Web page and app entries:
══════

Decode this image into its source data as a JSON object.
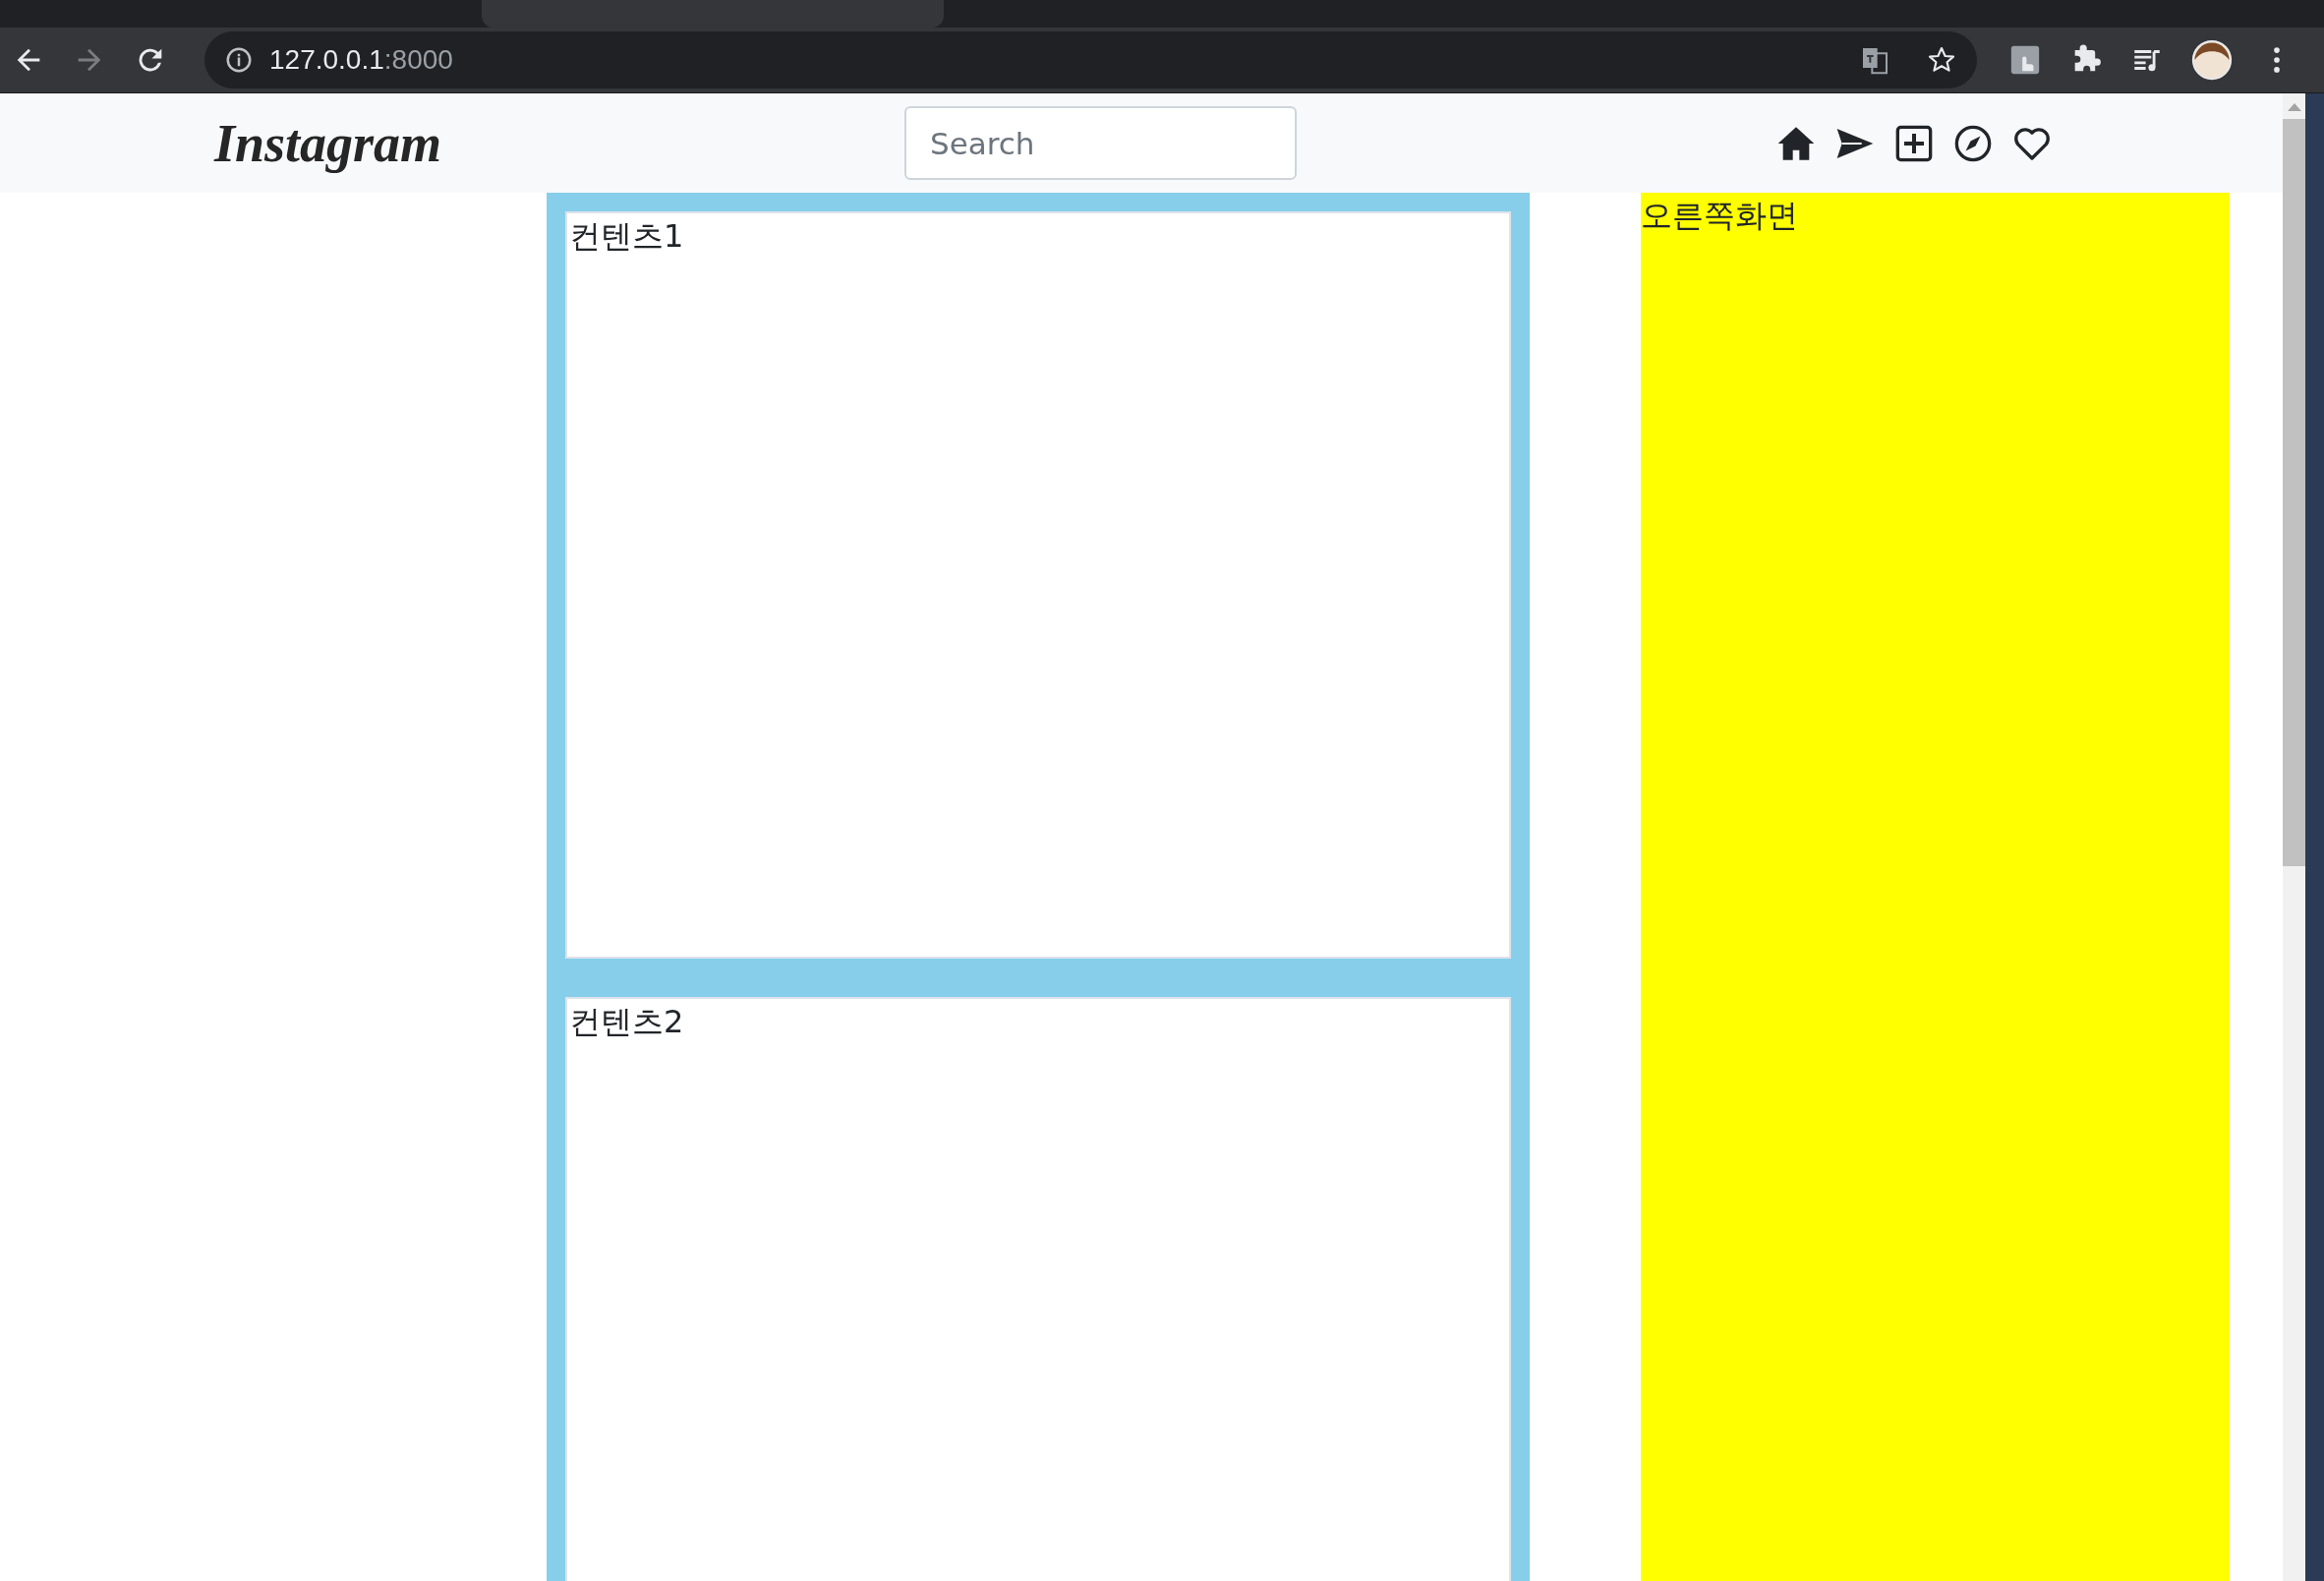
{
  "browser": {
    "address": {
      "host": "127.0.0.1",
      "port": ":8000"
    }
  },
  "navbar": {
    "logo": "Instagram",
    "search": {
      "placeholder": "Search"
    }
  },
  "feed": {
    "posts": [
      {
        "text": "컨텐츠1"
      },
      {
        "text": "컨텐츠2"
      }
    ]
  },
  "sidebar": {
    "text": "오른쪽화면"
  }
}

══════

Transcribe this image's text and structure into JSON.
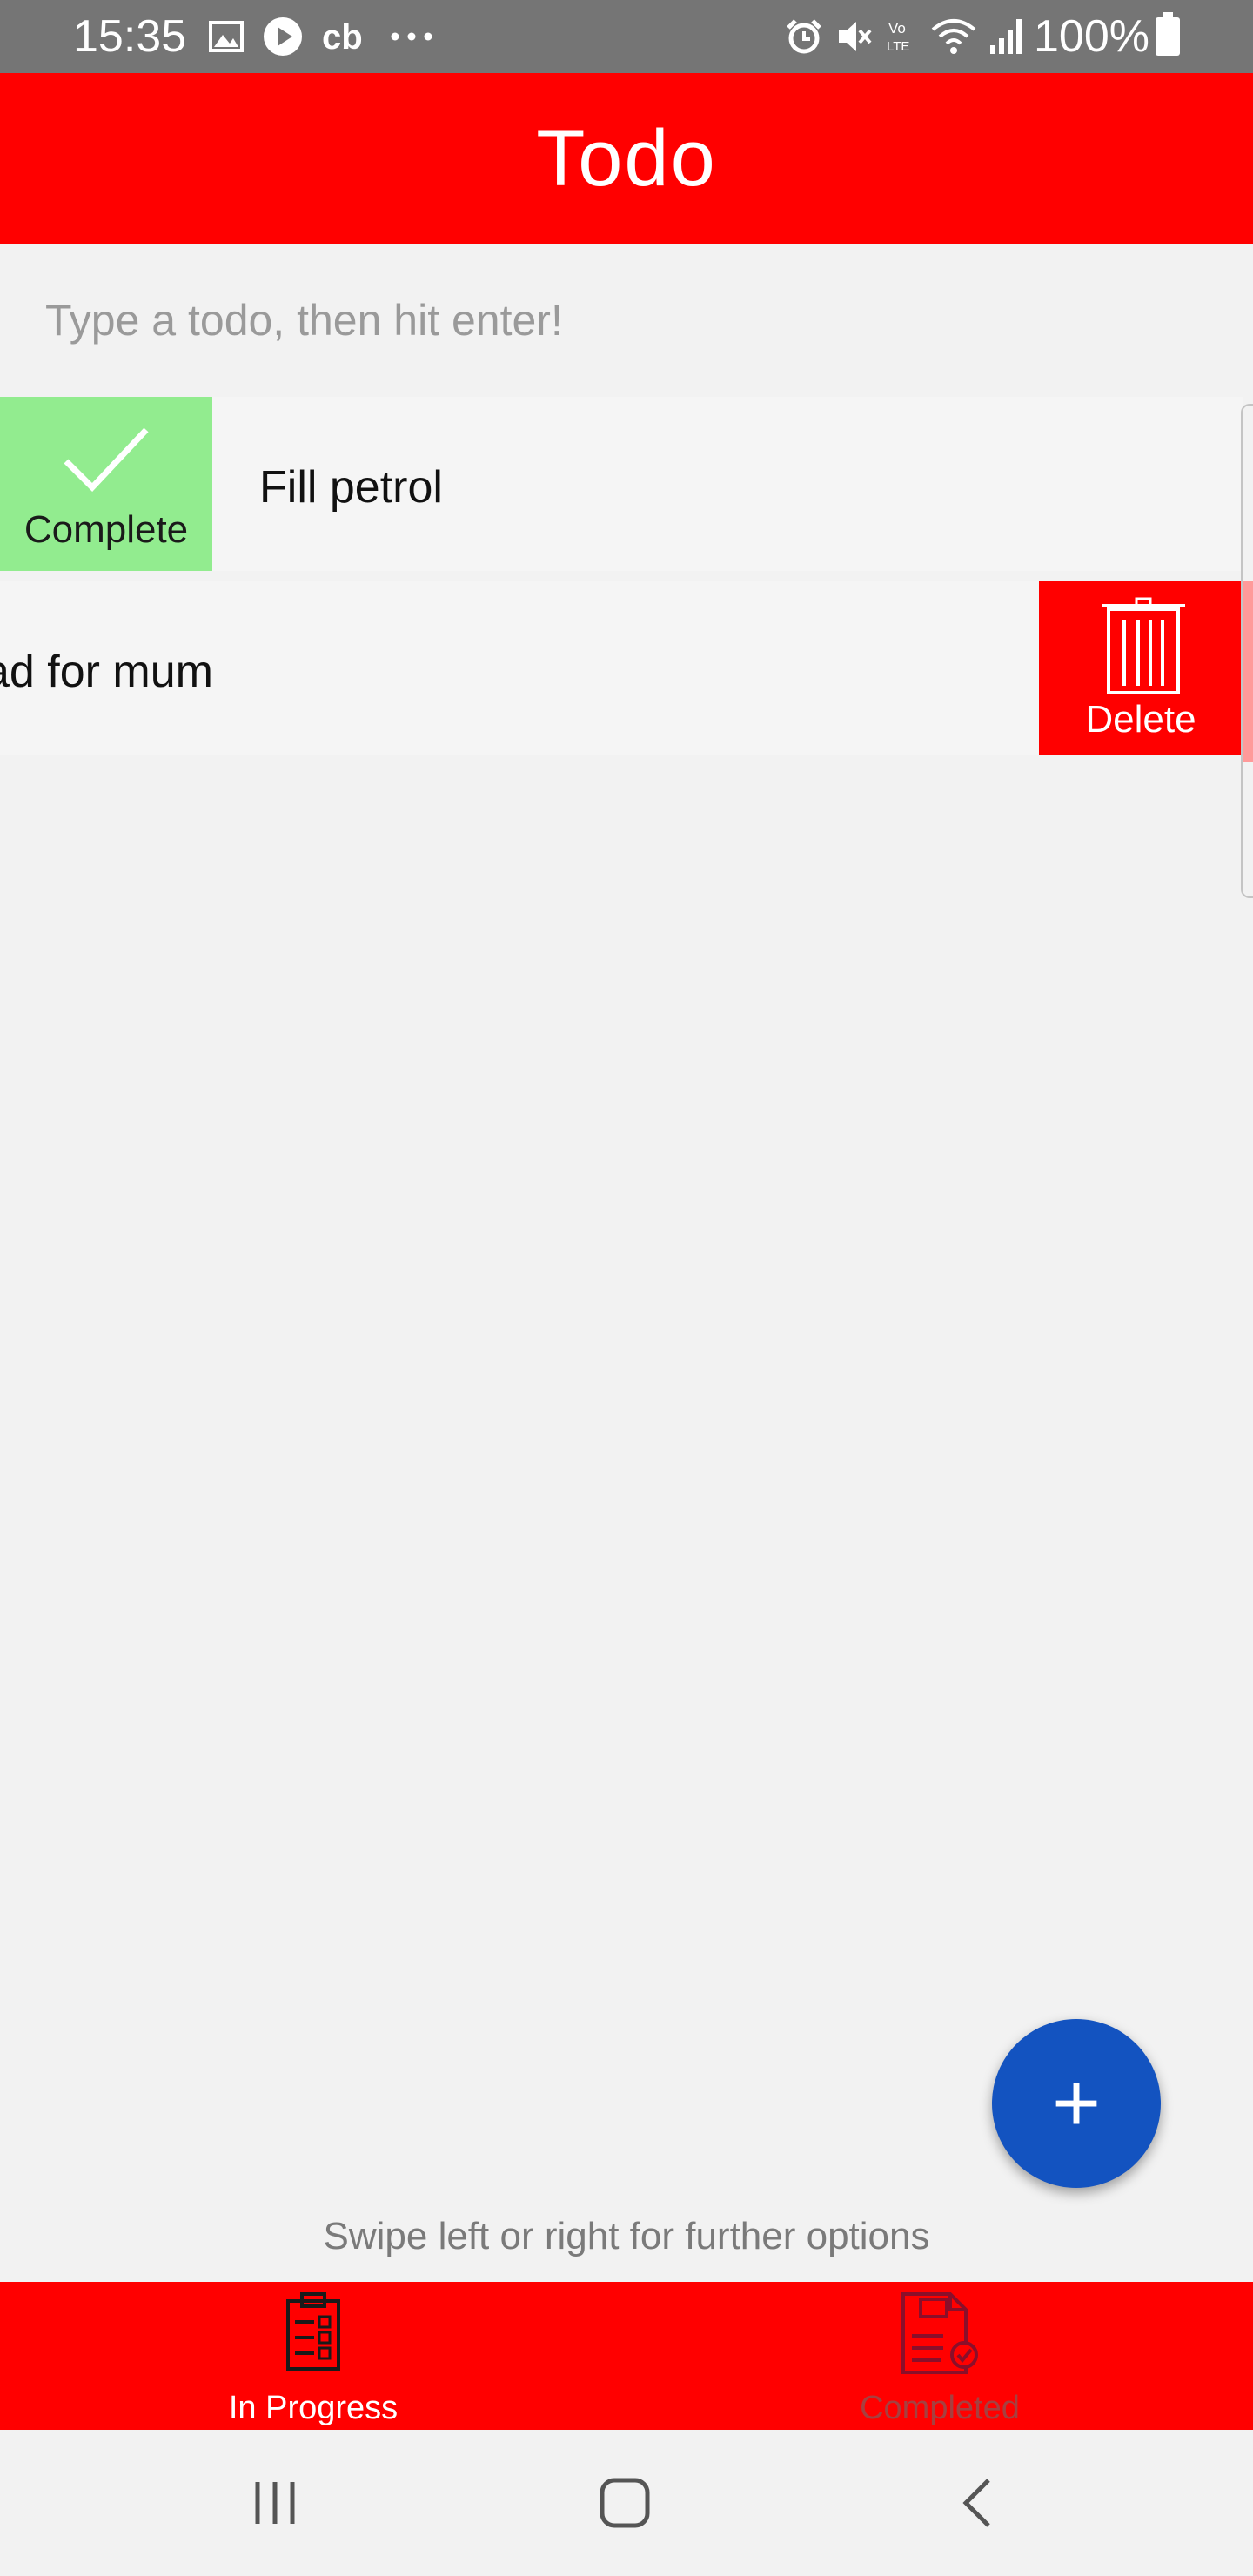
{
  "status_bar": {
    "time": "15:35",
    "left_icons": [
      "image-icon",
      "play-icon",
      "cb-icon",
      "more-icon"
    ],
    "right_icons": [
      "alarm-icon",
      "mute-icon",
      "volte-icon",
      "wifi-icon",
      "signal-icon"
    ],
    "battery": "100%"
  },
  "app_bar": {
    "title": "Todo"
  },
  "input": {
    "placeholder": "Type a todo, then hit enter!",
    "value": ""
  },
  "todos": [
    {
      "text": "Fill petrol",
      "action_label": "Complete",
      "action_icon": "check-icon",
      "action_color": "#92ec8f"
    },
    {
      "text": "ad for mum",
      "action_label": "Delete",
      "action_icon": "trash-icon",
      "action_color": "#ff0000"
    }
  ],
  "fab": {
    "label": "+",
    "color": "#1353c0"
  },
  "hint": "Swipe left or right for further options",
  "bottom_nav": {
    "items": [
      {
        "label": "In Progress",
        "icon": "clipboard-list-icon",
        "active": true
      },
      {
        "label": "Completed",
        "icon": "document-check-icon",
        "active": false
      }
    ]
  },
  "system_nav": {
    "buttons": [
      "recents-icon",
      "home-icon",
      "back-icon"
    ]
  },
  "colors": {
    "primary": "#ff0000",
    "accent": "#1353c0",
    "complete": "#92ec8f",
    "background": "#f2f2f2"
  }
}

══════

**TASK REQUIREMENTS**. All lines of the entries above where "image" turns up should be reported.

**OUTPUT OF THE TASK**.
Decode this image into its source data as a JSON object.
Transcribe this image's text and structure into JSON.
      "image-icon",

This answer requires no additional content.